[Saved entries]
»»

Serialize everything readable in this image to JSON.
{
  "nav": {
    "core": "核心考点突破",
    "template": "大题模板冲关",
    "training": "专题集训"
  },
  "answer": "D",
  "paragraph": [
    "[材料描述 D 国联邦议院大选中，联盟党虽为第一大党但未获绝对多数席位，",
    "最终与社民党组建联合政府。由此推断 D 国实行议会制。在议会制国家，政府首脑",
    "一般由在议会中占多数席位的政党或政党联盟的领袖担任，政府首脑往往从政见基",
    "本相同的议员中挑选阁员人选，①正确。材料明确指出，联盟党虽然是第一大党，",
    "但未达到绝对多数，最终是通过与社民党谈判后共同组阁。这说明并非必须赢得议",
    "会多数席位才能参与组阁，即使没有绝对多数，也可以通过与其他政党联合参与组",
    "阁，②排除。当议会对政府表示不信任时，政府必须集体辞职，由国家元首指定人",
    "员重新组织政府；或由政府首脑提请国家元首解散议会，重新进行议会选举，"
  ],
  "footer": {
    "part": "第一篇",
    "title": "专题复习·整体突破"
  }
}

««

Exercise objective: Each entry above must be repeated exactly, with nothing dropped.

Your response:
Serialize everything readable in this image to JSON.
{
  "nav": {
    "core": "核心考点突破",
    "template": "大题模板冲关",
    "training": "专题集训"
  },
  "answer": "D",
  "paragraph": [
    "[材料描述 D 国联邦议院大选中，联盟党虽为第一大党但未获绝对多数席位，",
    "最终与社民党组建联合政府。由此推断 D 国实行议会制。在议会制国家，政府首脑",
    "一般由在议会中占多数席位的政党或政党联盟的领袖担任，政府首脑往往从政见基",
    "本相同的议员中挑选阁员人选，①正确。材料明确指出，联盟党虽然是第一大党，",
    "但未达到绝对多数，最终是通过与社民党谈判后共同组阁。这说明并非必须赢得议",
    "会多数席位才能参与组阁，即使没有绝对多数，也可以通过与其他政党联合参与组",
    "阁，②排除。当议会对政府表示不信任时，政府必须集体辞职，由国家元首指定人",
    "员重新组织政府；或由政府首脑提请国家元首解散议会，重新进行议会选举，"
  ],
  "footer": {
    "part": "第一篇",
    "title": "专题复习·整体突破"
  }
}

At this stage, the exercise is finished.